Although it is no part of the general jurisdiction of a court of chancery to decree the dissolution of a corporation by forfeiture of its franchises, yet it is within the power of the legislature to confer such jurisdiction upon a court of equity by statute. By the 25th section of the corporation Act, courts of equity in this State are given full power to dissolve a corporation for good cause shown. (Chicago Mut. Life Indemnity Ass. v. Hunt, 127 Ill. 257; Hunt v. LeGrand Roller Skating Rink Co. 143 id. 118). A creditor of a corporation may, after judgment against it and a return of execution by the sheriff unsatisfied, seek satisfaction of his judgment by creditor’s bill against one or more delinquent stockholders, who will have the right, in such case, to file a cross-bill and bring the other stockholders before the court. (Young v. Farwell, 139 Ill. 326; Palmer v. Woods, 149 id. 146).
But the power to dissolve the corporation is only a portion of the relief provided for by section 25. Two remedies are therein given. One is to apply the assets in payment of the debts, and, in case of their insufficiency for that purpose, to enforce against the stockholders their liability for unpaid stock. The other is, in cases where a cause for forfeiture exists, to declare such forfeiture and decree a dissolution of the corporation.
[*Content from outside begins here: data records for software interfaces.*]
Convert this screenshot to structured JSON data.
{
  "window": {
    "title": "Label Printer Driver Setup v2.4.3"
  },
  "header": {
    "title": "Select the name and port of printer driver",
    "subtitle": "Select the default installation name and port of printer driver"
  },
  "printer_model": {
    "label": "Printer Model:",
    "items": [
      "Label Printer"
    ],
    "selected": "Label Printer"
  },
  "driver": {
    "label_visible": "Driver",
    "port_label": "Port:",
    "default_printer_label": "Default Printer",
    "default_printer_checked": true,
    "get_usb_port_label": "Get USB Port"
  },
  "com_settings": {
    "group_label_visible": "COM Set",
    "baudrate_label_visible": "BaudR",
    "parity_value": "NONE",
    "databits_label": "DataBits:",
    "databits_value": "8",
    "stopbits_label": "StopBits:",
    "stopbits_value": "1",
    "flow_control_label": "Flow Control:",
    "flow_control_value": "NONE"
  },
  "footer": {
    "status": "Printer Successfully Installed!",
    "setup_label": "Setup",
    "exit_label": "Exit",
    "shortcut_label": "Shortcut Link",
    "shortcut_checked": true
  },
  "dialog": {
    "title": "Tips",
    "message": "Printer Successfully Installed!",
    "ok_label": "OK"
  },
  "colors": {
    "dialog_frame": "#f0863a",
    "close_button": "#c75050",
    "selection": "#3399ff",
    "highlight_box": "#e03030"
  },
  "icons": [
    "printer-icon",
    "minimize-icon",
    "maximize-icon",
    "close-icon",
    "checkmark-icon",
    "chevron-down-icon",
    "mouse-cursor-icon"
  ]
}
The court may grant relief by the first remedy* without resorting to the *18second. It may find it unnecessary to decree a dissolution. (Wheeler v. Pullman Iron and Steel Co. 143 Ill. 197).
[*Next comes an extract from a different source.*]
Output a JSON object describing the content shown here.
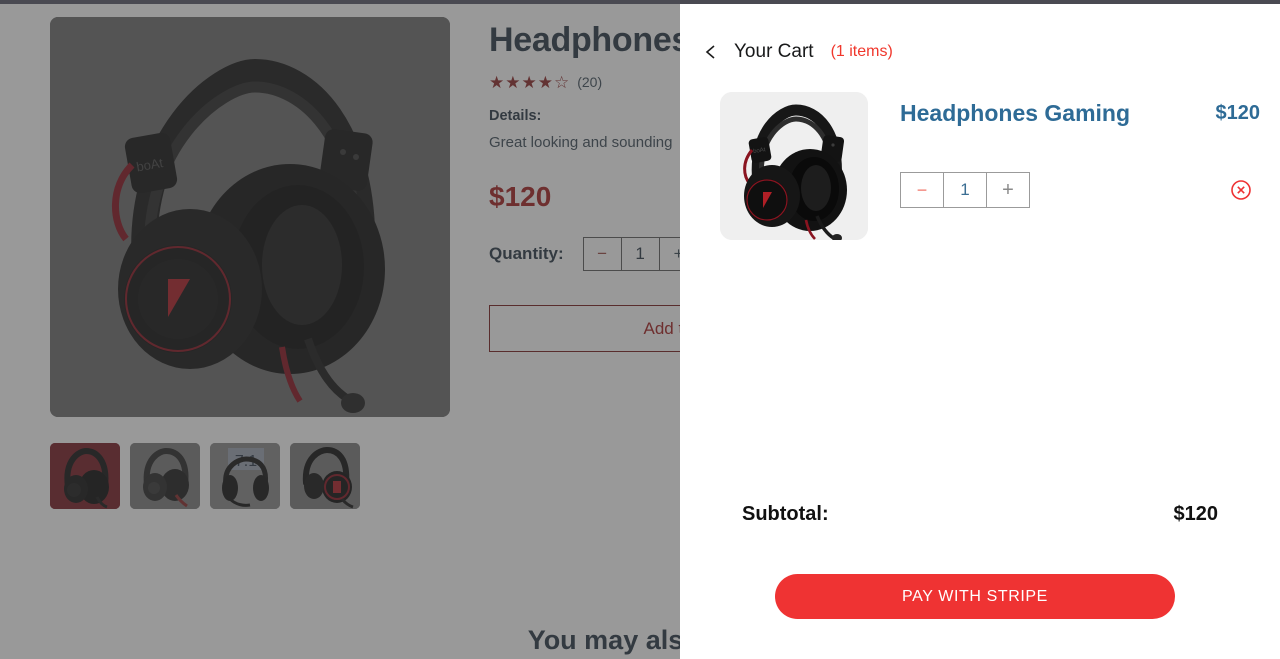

In the case at bar, the order now under consideration is in line with the pursuit of the first remedy. It appoints a receiver of “the property and assets of the Chicago Steel Works” with “the usual and customary powers of a receiver in a court of chancery,” but does not proceed under the special statutory power to decree a dissolution of the corporation. A bill in chancery may, as does the bill in this case, ask for two kinds of relief, the granting of one of which may involve a franchise, while the granting of the other does not involve a franchise. If the decree entered grants the relief involving a franchise, it may be reviewed in this Court; but if the decree entered grants the other species of relief prayed for, which does not involve a franchise, it is not’subject to review here.
It has been held, that, where no objection is made to a decree so far as it settles the freehold, an appeal from another part of the same decree, having no relation to the question of freehold, but merely settling a matter of account, will not lie from the Circuit Court to this Court, but must be taken to the Appellate Court. (Cheney v. Teese, 113 Ill. 444). The question of jurisdiction in such a case must be determined by the question affected by the decree. (Walker v. Pritchard, 121 Ill. 221; Malaer v. Hudgens, 130 id. 225; Moore v. Williams, 132 id. 591). Here, the question affected by the order of September 7, 1893, is not one which, in any sense, involves a franchise, and therefore the order is not re viewable here.
The motion to dismiss the writ of error for want of jurisdiction is granted.